The Novels of Rhynan Book 3
by Rachel Rossano
Genre: Medieval Historical Romance
The royal wedding approaches and the country is alive with anticipation.
Among the craftsmen traveling to the capital is Constance Rendare and her family. An artist, a widow of an unhappy marriage, and the mother of a young son, she dreams of escaping the cruel servitude of her father’s household.
Wilard Naron serves the Earl of Dentin. He returns to the capital, his childhood home, to collect his earnings and finally free himself from his father’s reputation.
Kidnappings, bandits, and a plot against the king complicate the journey. The conflicts throw Constance and Wilard together as their circumstances grow steadily worse. The more the pair uncovers, the direr the future looks for the country and for them.
The Earl of Dentin returns. Eight stories ranging from short story to novelette in length give us greater understanding into why Dentin is the complex and enigmatic man he is. It also includes new adventures that happen between Honor and the next Rhynan novel.
Passing the Mantle – An ill-fated hunting trip
Forging Friendships – Recruiting able-bodied men ineligible for knighthood
The Sword of Korma Monroe – A sword made for trouble
Turning Point – A duke and an earl plot treason
The Bittersweet Pear – A marital misunderstanding
Isbeth’s Redemption – Dentin doesn’t make a good first impression
A Squire’s Love – Reginald’s quest
Restoration – A trip to Braulyn produces unexpected company
The Earl of Dentin excels in his position as Securer of the Realm. But the king’s order to pluck an orphaned child from a loving home unsettles Dentin. When a dark-eyed woman challenges his honor regarding the mission, Dentin finds himself unable to justify his actions or get her out of his mind. Something about her lack of fear intrigues him.
Lady Elsa Reeve attempts to avoid the marriage of convenience her brother and mother demand of her. She understands the need to pay off her brother’s massive debt. She only wants her family to consider her wishes in the process.
As Elsa becomes further entangled in a snare of her brother’s creating, only one man defends her. But can she trust Dentin, her unlikely champion, and his motives? With a murderer on the loose, Elsa’s fate in jeopardy, and a traitor plotting against the king, Dentin finds his priorities shifting in an unexpected direction.
Tomas Dyrease, the newly made Earl of Irvaine and the village of Wisenvale, owes his good fortune to his king and the recent civil war. When his benefactor demands Tomas marry the cousin of a noble, he obeys.
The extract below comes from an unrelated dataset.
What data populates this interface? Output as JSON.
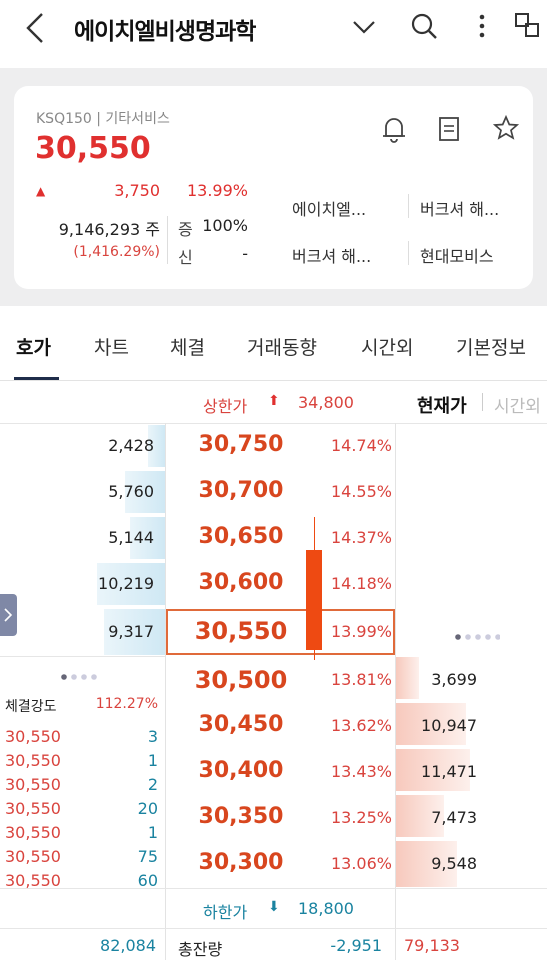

However, no one warned him that she wasn’t a typical noblewoman.
Duty to Others
Brielle Solarius struggles to keep her village from starvation under the new Lord Wisten, her cousin. The men rode off to war and never returned. The remaining women and children face a dire winter if they do not find a solution soon. When she learns her cousin sold her into marriage to save his life, she isn’t surprised. However, she is taken aback by Lord Irvaine’s unpolished ways. Was this man a noble or a foot soldier?
Duty to Each Other
Bound by the words of their vows, they face a rough future. They must forge a marriage while battling betrayal, accusations of treason, and villains from the past. Survival depends on their precarious trust in each other. Failure could mean death.
Rachel Rossano is a happily married mother of three children. She spends her days teaching, mothering, and keeping the chaos at bay. After the little ones are in bed, she immerses herself in the fantasy worlds of her books. Tales of romance, adventure, and virtue set in a medieval fantasy world are her preference, but she also writes speculative fantasy and a bit of science fiction. You can find out more about Rachel by clicking here: https://www.rachelrossano.com/media-kit